It started when I put about 8 cups of flour into my somewhat new food processor. Apparently 8 cups is about 6 cups too much because I ended up covered in flour with a faint smell of something burning and a non functional food processor. This is why I love DIY.

So being the righteous consumer I am, it took me all of 3 minutes to dig around for the KitchenAid 1-800 number (on a Saturday non the less!!) where I called up Shirley or Sherry or Sheila or something (I'm easily forgetful in a rage) to rant about my newly broken gadget.

And just like that, she sent me a new one. She asked me about 2 questions, decided it sounded pretty broken and had a brand new one at my door in 3 days- and KitchenAid isn't exactly right around the corner from where I live.

This is the kind of customer service I want in my life. And, to be honest, the reason I was so impressed with KitchenAid, is because it is a rarity in most of my consumer interactions.

And this is what I spend a good deal of my time thinking about these days. Yesterday I called the 1-800 on my shampoo (!!) bottle and Karen answered in 30 seconds and we chatted briefly about the ideal amount of shampoo to use (that said, Karen said very few people ring her up). This is what I want for AdWords- not that you call me up when you have questions about your shampoo (Karen can help you with that), but that everyone feel that, when they have a problem, there can be some immediate (or reasonably immediate) resolution.

And, I don't have any real answers about how we move closer to this. AdWords isn't like KitchenAid, and it certainly isn't like shampoo. But, in the same breath, we are a product, purchased by consumers, and as long as I can get a new food processor in 36 hours, we have to realize that we exist in a support community where people demand a lot of their companies. And they should because we can do it. And I think we will.

I'm still looking for a good tart recipe, if people have any recommendations, send them my way.

The Panda Dilemma

Dear Community,

A few weeks ago I started posting a daily Panda picture on my Twitter stream. Its just a picture, no comments, no follow up on how to increase your AdWords ROI- just a rolly polly panda- sometimes even two or three of them. And, as I'm sure many of you Twitter fanatics do, I post the link to the pictures using a tinyURL so I can see just how many people also love pandas.

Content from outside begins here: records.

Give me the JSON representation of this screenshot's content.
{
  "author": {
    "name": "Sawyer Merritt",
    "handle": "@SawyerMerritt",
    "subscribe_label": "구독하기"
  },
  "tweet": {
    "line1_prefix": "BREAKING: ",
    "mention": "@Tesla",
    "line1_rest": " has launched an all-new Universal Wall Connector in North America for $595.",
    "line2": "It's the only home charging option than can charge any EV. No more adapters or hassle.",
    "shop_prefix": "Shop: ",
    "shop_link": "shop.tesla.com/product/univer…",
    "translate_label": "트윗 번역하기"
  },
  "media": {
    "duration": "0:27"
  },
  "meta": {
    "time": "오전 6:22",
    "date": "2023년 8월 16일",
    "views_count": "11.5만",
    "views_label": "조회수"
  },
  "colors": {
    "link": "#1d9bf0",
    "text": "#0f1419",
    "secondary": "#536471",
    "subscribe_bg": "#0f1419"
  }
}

As it turns out- lots of people love pandas. In fact, Allison, who sits next to me (and who you will all get to meet in detail in a later post) asked that I post a video on AdWords optimization (a really cute video I will add) and to her absolute dismay- the pandas got more clicks than the video.

Which is why I am now sharing this blog with you, because its not that pandas are more interesting than optimization videos- its that we need both. You can borrow sugar from your neighbor because you feel like you know them. If you got a random bag of white sugary looking substance in the mail from some "weirdo" online, you would/should probably call the police.

And, while I know that we may never be sugar sharing neighbors (some of you health nuts out there probably wouldn't even want my sugar), I would like our online communities to move in this direction- where Pandas meet AdWords.

Which is a long winded wind up, simply to say: welcome to my blog.